** How to complete this task **
Gather each line of the entries below that includes "screenshot".

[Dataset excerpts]
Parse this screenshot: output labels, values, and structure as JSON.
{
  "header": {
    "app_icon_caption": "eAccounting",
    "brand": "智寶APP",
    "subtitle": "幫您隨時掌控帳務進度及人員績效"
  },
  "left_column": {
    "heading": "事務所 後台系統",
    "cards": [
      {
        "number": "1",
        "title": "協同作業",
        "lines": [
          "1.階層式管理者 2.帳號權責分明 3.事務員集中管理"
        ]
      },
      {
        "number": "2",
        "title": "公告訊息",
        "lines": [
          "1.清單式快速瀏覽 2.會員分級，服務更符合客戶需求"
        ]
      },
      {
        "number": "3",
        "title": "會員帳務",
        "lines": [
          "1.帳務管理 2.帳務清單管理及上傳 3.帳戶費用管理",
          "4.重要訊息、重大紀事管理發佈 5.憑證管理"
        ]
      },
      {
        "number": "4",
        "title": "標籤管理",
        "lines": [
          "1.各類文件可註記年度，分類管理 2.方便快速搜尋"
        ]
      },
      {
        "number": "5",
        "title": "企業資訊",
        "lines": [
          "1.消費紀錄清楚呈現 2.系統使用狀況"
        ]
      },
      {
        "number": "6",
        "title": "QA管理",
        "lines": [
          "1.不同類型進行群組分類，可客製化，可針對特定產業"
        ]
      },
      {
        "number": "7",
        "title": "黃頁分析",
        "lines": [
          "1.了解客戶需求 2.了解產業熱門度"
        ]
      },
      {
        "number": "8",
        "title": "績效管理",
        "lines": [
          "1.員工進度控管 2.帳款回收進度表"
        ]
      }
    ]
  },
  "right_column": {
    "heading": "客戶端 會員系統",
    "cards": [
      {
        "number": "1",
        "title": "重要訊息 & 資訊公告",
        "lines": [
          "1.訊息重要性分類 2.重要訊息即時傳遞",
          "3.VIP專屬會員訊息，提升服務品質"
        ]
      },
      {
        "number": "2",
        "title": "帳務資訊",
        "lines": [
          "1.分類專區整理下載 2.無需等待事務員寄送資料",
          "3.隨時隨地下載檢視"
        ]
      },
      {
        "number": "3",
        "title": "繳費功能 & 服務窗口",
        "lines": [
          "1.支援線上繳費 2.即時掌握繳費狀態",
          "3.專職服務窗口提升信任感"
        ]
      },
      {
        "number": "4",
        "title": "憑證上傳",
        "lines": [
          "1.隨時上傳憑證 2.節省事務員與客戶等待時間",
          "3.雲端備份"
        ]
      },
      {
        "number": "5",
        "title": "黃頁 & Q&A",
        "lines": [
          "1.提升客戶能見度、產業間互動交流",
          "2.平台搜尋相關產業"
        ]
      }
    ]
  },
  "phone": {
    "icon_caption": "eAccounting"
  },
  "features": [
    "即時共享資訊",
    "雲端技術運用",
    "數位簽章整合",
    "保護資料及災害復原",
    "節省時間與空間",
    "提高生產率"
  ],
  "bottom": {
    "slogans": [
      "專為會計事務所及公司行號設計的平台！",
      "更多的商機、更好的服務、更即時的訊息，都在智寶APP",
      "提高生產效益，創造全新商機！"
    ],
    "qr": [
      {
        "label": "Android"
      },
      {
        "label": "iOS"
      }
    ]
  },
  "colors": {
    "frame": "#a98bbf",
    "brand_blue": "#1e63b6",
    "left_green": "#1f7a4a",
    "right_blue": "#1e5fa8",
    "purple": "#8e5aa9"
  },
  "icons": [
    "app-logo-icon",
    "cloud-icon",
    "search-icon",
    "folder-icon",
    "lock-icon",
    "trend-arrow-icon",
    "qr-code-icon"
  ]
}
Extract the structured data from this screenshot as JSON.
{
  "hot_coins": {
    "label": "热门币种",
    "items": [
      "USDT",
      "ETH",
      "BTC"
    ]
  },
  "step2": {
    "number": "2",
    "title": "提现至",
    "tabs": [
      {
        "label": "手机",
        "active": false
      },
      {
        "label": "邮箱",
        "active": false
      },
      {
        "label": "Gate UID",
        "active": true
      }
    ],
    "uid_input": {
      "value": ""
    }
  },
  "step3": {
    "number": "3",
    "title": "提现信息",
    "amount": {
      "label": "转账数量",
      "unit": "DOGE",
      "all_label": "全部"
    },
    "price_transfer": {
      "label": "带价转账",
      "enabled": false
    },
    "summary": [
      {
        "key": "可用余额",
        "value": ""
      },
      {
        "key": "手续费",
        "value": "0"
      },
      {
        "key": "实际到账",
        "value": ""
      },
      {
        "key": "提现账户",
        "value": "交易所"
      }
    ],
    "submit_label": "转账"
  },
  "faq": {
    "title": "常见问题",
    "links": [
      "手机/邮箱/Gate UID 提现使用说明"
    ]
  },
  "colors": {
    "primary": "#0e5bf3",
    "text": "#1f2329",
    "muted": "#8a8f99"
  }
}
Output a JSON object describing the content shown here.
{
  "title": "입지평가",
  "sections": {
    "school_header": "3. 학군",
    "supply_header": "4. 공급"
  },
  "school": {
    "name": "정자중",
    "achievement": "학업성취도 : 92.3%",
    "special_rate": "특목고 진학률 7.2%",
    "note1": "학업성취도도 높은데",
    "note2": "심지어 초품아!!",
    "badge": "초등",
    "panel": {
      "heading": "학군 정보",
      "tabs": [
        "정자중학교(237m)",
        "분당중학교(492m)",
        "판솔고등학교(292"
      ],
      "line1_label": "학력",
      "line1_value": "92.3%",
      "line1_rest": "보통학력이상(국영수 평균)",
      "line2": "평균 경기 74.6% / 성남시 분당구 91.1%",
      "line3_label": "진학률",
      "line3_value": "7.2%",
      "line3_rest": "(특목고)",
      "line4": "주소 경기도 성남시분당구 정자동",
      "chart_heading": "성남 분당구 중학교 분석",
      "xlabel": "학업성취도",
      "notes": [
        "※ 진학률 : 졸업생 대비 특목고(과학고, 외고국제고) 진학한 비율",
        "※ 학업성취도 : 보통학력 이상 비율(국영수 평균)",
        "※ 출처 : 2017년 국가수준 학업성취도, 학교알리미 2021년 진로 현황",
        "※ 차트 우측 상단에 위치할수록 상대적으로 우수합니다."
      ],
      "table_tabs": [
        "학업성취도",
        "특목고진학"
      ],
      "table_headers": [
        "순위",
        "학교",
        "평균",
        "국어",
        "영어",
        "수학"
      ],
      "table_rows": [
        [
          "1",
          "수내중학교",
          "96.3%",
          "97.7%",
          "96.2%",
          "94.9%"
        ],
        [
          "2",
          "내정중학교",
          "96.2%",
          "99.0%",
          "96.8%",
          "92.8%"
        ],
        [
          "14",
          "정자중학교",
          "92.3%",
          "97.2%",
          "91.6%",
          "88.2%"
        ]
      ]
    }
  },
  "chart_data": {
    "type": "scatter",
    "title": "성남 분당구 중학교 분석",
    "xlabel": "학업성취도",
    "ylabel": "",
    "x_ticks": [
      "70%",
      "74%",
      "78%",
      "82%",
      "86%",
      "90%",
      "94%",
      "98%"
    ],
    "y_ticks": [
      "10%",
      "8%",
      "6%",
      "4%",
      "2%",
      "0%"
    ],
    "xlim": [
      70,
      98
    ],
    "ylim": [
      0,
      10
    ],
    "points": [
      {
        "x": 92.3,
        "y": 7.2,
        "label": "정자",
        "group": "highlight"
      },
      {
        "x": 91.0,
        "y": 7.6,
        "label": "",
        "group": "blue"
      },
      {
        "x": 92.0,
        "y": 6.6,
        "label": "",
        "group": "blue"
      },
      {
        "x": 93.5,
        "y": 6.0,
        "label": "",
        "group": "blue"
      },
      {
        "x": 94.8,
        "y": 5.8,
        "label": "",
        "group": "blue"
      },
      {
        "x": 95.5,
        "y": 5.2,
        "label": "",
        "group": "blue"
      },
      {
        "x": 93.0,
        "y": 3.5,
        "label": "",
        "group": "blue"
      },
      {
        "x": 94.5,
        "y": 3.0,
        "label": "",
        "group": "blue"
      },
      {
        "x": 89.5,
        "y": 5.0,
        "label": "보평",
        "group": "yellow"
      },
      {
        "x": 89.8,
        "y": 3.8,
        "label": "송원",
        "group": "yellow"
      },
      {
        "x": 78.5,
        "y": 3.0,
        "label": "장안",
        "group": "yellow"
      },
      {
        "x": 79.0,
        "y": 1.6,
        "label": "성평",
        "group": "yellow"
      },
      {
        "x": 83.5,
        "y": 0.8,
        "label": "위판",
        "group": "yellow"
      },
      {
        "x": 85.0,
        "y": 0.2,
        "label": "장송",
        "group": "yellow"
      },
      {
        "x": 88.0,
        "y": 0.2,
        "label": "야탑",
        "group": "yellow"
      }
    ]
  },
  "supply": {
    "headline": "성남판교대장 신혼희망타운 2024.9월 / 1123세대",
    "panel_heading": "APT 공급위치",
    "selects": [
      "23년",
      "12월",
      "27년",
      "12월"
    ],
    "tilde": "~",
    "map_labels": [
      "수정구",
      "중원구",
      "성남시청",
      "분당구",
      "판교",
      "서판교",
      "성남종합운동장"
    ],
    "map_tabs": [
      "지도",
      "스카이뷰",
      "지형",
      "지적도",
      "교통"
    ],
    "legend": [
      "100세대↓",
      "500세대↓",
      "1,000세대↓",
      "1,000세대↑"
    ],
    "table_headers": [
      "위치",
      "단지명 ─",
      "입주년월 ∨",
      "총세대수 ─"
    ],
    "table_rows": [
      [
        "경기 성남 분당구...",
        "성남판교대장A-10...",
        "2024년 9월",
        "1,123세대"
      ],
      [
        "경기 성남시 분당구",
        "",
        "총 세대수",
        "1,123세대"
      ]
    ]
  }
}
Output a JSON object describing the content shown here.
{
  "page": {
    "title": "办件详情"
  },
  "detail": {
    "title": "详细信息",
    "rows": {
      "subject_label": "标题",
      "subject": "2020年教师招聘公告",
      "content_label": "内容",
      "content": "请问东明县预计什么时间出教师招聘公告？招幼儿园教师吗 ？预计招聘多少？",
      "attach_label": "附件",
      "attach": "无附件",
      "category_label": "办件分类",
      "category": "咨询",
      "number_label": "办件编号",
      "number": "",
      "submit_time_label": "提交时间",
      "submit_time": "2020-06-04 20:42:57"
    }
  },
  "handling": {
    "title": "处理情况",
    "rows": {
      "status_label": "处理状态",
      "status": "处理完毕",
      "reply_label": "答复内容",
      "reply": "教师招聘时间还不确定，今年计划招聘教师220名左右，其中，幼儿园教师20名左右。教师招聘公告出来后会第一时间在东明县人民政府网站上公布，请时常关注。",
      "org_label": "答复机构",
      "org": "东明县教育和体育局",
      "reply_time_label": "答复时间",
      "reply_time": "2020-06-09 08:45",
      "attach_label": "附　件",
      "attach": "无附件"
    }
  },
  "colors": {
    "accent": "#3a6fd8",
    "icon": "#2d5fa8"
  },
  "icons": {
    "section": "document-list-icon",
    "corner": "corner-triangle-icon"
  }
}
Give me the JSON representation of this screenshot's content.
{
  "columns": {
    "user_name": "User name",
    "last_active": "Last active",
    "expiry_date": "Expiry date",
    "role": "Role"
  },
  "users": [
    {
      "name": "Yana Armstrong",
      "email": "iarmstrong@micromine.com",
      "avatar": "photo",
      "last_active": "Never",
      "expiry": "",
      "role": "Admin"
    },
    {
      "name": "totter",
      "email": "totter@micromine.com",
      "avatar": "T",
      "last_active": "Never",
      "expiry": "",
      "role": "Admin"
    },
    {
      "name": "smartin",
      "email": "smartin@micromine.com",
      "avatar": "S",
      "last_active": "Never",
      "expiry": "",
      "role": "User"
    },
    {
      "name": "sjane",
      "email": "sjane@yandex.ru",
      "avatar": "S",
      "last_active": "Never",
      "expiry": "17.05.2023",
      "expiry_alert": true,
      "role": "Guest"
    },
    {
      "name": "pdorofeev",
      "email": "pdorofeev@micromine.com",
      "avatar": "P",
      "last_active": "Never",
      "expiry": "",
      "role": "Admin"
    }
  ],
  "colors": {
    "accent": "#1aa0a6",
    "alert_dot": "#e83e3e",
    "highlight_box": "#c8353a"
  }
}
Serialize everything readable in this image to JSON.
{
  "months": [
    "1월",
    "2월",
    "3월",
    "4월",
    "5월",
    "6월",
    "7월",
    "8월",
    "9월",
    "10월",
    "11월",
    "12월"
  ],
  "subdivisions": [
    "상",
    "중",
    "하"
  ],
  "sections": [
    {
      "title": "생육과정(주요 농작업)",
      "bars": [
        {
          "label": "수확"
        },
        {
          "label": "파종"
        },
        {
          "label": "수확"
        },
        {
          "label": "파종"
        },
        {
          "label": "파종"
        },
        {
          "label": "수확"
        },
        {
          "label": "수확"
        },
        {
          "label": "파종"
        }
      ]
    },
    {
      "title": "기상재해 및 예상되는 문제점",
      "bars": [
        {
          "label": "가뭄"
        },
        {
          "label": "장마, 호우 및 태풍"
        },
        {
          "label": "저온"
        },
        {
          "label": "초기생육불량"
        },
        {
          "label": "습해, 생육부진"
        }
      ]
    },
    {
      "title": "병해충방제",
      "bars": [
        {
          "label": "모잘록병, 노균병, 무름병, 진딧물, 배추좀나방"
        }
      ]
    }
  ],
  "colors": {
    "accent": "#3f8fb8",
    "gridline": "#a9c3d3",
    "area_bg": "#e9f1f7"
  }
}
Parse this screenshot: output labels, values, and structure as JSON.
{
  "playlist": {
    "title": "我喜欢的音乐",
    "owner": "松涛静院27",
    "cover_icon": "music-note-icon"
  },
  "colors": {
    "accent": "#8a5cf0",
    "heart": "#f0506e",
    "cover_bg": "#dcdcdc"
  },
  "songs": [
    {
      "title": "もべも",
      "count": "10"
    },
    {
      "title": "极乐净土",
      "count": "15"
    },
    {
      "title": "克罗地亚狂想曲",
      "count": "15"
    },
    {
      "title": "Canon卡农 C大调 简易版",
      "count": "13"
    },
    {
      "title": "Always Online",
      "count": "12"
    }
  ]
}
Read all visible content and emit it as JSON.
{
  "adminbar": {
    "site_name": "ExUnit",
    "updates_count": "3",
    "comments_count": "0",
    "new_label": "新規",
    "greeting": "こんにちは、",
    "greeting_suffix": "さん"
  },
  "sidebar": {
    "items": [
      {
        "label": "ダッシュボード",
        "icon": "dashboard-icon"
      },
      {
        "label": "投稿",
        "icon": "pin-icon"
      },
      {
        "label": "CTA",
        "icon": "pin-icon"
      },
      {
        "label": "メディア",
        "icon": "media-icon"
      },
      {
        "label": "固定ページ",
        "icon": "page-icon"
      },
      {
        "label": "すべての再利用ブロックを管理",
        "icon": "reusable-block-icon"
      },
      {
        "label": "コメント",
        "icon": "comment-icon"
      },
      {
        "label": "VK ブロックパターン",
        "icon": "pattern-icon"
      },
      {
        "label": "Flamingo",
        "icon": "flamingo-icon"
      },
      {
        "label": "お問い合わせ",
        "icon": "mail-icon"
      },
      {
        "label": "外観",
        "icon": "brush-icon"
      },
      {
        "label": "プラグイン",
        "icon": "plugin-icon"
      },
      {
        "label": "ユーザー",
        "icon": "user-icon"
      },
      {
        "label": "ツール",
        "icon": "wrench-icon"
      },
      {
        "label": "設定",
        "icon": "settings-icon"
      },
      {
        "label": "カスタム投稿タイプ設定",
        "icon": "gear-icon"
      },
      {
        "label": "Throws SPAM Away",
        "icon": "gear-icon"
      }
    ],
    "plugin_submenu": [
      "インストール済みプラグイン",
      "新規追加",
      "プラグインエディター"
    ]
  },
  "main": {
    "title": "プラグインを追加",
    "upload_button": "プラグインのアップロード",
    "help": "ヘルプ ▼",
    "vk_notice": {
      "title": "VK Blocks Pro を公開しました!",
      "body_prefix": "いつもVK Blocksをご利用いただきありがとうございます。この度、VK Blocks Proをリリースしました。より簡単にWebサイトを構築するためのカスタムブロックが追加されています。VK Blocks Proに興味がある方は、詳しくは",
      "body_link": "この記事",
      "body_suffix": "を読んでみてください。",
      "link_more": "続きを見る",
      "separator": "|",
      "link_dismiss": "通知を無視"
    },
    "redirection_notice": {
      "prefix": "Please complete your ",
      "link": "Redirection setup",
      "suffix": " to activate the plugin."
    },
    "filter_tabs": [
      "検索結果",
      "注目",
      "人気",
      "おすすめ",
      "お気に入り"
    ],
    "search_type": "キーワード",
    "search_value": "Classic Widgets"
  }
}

** Output **
Parse this screenshot: output labels, values, and structure as JSON.
Extract the structured data from this screenshot as JSON.
Give me the JSON representation of this screenshot's content.
Parse this screenshot: output labels, values, and structure as JSON.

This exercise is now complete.